### PROBLEM TO WORK ON
Where does the string "time" occur in the records? Copy each line that holds it.

---- MATERIAL SUPPLIED

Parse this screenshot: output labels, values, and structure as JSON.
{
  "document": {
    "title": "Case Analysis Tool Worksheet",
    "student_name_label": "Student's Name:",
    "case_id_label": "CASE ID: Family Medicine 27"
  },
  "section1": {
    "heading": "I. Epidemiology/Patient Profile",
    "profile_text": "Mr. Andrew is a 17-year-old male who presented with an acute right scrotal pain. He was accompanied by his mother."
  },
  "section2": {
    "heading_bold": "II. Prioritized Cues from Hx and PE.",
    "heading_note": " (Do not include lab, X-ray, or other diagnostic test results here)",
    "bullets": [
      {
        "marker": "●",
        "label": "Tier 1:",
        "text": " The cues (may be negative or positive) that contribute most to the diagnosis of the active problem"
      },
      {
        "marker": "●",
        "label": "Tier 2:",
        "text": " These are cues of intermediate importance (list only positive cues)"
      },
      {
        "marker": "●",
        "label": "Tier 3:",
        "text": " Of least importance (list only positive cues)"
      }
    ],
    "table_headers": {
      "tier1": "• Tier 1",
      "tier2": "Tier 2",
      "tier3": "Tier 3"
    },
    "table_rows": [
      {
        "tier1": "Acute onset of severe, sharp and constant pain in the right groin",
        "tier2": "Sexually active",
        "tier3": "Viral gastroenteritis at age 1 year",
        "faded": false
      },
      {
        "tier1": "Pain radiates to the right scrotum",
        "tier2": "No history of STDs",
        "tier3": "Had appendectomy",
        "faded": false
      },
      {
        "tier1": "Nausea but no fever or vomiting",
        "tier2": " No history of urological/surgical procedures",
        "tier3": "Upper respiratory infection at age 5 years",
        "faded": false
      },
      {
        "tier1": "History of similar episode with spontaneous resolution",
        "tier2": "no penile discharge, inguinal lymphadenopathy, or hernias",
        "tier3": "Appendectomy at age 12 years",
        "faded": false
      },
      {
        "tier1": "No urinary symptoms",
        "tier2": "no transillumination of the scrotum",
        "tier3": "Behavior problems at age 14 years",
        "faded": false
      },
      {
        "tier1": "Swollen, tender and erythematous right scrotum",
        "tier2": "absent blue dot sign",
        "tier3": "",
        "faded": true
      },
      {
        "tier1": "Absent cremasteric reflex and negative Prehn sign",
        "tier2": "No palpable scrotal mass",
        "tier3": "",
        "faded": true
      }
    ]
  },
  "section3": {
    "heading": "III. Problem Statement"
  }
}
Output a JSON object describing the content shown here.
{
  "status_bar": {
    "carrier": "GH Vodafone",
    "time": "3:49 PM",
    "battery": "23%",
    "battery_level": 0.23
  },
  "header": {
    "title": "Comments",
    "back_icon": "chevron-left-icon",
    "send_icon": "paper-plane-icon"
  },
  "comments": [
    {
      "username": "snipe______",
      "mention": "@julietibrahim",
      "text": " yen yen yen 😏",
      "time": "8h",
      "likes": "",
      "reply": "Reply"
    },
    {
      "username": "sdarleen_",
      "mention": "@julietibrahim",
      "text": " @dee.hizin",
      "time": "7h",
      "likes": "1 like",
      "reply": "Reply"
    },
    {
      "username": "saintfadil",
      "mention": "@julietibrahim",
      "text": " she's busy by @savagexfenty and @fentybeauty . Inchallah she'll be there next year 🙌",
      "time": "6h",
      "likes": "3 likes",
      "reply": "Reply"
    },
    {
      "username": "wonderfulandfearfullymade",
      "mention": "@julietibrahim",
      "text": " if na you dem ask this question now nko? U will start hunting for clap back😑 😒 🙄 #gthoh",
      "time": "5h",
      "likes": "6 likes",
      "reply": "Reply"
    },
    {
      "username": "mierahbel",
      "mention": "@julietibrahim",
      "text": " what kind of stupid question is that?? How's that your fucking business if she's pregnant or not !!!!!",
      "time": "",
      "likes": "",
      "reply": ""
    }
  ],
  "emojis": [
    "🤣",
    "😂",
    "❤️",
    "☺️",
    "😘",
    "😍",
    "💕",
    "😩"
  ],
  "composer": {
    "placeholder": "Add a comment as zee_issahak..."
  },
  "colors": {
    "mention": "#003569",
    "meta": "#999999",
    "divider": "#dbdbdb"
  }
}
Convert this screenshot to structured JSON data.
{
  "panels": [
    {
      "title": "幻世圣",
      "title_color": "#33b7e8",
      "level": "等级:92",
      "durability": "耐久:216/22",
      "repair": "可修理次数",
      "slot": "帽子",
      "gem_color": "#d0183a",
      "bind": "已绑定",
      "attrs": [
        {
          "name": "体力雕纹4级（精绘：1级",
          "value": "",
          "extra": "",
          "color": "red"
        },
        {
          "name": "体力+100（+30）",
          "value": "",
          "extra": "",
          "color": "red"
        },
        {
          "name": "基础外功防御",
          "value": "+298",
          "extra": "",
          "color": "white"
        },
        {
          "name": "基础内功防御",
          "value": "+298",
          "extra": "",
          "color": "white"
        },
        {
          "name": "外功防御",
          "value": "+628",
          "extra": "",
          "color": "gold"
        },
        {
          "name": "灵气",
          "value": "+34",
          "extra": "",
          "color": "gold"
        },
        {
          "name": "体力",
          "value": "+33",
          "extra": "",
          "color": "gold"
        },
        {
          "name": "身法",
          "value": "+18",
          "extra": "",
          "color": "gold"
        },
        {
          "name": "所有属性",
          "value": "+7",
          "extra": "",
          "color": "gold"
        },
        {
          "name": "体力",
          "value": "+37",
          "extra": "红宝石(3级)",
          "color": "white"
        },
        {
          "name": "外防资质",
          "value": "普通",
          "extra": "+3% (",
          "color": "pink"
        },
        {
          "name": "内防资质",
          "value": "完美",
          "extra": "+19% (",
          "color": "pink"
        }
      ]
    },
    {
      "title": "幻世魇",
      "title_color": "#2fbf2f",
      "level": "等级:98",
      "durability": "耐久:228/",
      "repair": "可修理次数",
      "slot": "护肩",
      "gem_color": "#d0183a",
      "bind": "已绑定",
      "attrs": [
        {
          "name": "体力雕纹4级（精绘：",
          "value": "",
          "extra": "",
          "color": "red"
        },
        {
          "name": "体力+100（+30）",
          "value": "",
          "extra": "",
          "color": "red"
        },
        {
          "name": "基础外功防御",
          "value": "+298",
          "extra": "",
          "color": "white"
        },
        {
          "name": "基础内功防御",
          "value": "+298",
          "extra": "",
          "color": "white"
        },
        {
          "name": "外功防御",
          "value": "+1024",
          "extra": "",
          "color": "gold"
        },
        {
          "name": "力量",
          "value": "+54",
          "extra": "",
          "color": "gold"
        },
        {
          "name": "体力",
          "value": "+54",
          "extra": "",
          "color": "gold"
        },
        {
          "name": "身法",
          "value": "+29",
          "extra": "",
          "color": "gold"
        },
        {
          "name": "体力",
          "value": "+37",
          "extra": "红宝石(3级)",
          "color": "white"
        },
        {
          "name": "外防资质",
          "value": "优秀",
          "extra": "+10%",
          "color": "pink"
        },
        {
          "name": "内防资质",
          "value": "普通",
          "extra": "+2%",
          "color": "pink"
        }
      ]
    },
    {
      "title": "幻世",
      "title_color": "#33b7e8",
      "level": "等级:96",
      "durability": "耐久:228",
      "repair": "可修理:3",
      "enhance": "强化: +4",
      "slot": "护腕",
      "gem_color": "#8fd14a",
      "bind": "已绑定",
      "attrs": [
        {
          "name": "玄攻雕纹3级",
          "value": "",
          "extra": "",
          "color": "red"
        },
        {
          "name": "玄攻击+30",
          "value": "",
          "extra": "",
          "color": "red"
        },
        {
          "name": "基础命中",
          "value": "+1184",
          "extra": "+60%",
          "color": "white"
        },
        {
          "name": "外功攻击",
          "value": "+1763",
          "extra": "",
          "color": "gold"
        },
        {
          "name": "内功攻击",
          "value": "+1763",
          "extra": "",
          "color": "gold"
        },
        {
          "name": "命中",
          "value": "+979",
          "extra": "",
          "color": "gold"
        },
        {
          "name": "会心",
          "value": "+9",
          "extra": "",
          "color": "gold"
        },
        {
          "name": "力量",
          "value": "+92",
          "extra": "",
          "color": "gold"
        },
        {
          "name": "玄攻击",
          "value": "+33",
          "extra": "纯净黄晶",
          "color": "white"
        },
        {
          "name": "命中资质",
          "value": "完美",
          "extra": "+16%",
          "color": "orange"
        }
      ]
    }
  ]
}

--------

### WORKED SOLUTION
    "time": "3:49 PM",
      "time": "8h",
      "time": "7h",
      "time": "6h",
      "time": "5h",
      "time": "",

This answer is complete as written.